## Records for processing
^^^^^^^^
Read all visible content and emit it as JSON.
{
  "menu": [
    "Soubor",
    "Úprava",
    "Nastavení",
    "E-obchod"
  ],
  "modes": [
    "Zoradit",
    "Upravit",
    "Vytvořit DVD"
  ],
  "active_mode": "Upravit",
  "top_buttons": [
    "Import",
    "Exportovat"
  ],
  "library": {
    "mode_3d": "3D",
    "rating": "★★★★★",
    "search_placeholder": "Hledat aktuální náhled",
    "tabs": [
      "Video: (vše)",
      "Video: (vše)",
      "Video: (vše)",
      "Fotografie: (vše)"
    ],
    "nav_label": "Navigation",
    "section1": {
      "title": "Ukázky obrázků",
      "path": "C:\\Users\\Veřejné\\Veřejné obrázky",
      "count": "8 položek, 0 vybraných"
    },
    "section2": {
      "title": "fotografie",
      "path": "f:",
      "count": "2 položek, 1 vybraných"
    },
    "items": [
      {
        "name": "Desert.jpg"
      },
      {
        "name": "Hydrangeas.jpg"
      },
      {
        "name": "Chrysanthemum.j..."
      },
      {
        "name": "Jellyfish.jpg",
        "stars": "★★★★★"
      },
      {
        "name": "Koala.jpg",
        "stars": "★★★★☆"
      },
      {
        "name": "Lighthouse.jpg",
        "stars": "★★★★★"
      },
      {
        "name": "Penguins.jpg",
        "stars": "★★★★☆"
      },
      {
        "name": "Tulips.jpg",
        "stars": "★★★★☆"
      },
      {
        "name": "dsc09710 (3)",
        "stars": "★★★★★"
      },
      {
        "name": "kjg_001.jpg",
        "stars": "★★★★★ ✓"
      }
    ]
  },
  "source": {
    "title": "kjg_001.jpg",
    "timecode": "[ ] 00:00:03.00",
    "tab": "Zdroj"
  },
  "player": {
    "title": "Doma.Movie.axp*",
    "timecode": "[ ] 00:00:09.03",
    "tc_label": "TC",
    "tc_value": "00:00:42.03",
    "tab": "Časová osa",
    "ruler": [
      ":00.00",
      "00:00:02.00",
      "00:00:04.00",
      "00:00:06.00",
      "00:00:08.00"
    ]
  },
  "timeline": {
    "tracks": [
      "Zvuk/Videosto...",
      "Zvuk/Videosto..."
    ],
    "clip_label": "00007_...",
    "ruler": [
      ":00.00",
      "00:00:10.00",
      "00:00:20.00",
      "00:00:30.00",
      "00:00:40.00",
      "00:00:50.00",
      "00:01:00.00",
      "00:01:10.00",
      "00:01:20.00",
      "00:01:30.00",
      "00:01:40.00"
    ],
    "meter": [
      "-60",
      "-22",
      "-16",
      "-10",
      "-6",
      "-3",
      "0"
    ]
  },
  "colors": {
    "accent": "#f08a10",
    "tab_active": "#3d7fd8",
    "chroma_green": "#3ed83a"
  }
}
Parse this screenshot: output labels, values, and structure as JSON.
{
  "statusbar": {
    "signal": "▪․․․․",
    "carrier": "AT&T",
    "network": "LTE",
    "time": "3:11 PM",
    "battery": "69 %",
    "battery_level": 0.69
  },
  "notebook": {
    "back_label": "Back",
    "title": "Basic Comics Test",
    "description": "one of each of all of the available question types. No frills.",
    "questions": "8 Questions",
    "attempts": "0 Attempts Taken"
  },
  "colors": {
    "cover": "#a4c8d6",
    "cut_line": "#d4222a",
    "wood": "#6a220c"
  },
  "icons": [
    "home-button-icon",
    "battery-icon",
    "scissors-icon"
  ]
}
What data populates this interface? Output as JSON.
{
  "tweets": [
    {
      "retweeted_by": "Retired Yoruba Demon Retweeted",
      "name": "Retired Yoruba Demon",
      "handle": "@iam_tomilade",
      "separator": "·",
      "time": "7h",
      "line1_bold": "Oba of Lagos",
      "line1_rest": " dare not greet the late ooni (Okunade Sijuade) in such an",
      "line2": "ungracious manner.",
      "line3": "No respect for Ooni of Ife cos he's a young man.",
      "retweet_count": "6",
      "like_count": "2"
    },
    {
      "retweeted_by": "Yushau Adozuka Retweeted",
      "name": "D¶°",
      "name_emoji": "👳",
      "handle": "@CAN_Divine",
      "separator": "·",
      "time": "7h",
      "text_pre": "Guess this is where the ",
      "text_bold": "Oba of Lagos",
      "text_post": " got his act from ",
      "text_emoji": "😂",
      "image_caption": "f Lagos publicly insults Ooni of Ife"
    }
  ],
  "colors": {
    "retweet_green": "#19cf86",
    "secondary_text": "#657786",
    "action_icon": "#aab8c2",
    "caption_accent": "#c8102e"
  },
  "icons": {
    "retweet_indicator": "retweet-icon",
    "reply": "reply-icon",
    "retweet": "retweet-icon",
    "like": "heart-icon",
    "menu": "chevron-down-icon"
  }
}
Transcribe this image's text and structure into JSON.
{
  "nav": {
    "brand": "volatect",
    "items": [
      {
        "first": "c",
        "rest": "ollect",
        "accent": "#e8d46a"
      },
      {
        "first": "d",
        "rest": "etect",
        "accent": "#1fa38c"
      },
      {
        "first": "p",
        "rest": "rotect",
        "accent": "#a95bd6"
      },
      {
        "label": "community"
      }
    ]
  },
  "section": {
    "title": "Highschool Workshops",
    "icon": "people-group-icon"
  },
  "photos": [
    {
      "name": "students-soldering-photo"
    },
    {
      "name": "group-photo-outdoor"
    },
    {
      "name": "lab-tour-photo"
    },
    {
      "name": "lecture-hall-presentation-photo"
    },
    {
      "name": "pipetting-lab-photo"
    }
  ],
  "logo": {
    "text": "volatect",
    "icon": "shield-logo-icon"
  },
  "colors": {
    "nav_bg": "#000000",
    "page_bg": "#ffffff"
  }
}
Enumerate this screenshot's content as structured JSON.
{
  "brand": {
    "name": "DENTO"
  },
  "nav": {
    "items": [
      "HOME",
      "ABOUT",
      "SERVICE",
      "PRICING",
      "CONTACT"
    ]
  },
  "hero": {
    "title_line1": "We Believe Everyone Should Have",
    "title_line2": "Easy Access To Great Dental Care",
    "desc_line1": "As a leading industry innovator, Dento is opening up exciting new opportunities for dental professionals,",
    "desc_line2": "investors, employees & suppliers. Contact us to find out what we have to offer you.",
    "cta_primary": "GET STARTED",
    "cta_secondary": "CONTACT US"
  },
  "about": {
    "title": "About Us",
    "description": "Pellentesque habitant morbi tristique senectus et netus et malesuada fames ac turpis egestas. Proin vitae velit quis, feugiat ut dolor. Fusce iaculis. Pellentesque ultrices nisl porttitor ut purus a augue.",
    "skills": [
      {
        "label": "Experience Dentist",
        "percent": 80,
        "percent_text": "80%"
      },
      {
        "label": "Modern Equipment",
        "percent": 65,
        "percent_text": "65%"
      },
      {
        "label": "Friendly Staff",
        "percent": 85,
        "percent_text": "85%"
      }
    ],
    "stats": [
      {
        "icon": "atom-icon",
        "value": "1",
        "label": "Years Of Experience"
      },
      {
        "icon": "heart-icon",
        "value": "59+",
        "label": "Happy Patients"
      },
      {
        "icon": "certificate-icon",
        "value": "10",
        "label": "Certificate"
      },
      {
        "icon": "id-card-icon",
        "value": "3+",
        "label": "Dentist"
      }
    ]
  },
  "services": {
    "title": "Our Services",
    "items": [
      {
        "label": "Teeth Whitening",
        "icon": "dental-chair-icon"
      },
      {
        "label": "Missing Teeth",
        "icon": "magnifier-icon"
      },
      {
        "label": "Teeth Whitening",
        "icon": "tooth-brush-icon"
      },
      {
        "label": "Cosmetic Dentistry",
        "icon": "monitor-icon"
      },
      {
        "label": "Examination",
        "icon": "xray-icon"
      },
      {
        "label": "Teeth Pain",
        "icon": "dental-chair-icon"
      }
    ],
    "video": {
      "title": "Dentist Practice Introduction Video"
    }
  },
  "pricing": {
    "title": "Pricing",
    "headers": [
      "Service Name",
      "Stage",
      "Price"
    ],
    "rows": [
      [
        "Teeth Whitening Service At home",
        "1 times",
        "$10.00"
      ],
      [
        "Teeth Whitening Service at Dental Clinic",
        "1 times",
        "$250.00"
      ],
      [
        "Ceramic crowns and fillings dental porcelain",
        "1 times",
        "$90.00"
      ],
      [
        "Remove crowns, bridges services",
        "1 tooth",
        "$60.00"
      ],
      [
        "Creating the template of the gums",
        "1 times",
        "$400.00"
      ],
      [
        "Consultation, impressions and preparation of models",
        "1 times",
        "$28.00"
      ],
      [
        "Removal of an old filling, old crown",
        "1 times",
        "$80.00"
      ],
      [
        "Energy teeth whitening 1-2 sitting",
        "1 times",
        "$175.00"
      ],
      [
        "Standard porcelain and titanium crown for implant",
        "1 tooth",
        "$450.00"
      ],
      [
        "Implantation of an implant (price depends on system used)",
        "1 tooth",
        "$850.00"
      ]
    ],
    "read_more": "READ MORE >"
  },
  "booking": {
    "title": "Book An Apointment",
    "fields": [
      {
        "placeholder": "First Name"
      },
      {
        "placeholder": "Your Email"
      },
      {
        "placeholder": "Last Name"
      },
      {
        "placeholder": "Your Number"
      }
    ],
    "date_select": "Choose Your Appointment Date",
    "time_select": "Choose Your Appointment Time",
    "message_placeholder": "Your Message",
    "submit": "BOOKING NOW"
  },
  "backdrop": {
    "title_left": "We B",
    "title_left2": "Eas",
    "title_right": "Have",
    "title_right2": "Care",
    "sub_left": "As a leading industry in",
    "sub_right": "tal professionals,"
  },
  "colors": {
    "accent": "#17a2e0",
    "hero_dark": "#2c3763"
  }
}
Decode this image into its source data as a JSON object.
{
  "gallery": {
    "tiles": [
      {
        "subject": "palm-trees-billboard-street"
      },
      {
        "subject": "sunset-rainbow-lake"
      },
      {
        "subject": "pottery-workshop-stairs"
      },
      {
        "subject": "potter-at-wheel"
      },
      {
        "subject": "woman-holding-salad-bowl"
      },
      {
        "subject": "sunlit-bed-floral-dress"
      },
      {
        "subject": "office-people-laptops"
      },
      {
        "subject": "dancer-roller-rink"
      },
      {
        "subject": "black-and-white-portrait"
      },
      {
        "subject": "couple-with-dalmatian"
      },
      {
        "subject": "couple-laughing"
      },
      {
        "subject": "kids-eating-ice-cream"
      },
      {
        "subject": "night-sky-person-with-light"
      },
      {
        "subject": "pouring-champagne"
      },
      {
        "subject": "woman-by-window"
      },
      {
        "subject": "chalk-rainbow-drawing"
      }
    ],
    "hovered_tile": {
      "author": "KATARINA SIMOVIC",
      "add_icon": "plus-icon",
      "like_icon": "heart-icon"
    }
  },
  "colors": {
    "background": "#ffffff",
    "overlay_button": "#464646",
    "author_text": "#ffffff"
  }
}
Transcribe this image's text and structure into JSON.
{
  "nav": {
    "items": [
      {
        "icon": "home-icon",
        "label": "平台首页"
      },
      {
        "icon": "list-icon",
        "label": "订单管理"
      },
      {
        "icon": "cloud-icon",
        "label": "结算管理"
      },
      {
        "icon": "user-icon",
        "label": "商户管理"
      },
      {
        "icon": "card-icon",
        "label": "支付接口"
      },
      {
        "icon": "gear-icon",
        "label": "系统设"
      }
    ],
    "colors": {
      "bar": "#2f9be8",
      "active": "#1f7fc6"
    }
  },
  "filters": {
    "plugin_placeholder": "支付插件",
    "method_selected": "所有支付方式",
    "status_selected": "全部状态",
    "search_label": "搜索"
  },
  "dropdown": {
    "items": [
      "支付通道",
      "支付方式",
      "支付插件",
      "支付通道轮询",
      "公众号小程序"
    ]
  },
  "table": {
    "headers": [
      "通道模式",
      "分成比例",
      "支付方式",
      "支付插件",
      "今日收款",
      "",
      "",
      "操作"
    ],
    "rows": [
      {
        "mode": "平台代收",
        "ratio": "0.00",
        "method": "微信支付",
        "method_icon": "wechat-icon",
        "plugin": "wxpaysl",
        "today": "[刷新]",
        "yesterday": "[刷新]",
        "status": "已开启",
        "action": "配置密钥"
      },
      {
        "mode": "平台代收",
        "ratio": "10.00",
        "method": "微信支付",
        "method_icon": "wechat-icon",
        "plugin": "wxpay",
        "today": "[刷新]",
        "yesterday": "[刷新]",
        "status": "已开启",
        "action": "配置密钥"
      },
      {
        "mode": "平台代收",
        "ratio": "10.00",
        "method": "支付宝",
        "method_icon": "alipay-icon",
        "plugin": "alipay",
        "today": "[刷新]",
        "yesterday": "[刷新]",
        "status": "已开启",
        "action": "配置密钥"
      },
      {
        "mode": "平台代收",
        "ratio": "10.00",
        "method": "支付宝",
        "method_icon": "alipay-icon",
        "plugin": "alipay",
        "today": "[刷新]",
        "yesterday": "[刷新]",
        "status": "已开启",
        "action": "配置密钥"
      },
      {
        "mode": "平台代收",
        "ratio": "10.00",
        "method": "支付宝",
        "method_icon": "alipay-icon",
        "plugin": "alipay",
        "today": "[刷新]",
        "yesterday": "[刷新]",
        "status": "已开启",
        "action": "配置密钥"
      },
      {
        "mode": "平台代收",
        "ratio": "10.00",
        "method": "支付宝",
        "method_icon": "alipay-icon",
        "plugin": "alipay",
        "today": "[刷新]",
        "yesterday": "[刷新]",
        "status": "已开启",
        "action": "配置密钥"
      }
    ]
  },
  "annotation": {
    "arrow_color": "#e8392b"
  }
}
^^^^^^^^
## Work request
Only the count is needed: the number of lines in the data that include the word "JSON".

## Answer to this exercise
7